Start of LISTED RECORDS
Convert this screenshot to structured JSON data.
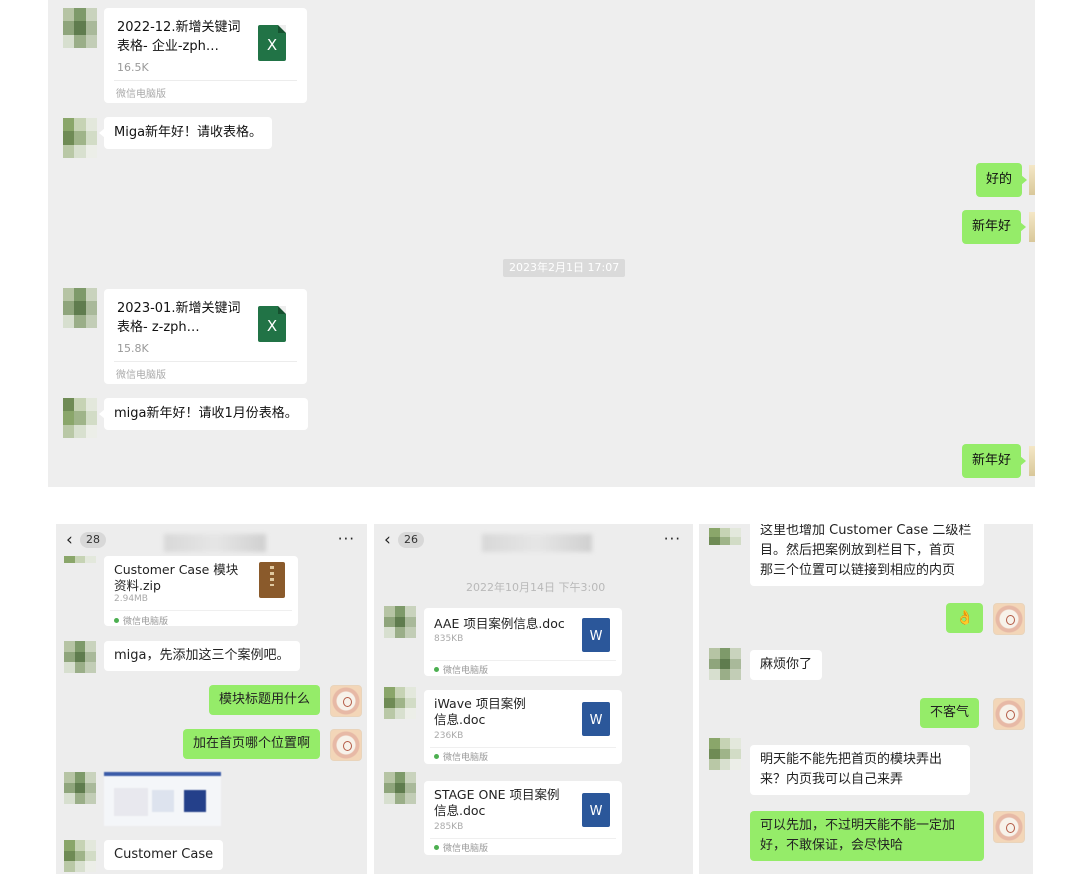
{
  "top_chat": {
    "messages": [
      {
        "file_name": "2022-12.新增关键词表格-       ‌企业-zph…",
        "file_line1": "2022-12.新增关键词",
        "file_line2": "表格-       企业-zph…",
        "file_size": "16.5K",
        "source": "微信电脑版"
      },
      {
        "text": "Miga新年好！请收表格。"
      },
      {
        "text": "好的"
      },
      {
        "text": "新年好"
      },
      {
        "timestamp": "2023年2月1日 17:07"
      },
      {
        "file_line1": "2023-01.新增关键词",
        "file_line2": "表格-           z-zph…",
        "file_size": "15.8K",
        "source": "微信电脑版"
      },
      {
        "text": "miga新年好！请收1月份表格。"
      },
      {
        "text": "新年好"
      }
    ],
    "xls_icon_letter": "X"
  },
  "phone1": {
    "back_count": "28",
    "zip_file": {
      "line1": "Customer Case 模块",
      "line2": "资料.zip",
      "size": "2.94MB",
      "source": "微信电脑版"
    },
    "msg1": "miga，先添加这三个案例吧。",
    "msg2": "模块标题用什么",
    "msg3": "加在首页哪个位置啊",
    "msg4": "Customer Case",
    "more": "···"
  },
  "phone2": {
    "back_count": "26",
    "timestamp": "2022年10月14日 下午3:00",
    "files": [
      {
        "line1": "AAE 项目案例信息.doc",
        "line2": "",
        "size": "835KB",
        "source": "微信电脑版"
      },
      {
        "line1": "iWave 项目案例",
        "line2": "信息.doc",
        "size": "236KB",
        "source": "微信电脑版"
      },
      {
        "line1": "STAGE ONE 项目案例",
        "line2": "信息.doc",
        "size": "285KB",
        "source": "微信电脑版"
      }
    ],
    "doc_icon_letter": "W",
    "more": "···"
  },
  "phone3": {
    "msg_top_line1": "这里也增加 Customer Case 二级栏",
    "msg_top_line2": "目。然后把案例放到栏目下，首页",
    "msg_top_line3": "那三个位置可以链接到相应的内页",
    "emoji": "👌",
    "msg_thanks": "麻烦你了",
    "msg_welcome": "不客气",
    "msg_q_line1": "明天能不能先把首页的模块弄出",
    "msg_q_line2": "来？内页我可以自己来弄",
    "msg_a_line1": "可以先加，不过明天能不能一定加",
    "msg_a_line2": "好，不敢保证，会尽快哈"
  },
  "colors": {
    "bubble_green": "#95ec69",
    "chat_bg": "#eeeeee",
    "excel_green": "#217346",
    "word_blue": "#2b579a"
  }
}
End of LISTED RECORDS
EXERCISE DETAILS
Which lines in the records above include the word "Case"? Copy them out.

ANSWER TO THE EXERCISE
      "line1": "Customer Case 模块",
    "msg4": "Customer Case",
    "msg_top_line1": "这里也增加 Customer Case 二级栏",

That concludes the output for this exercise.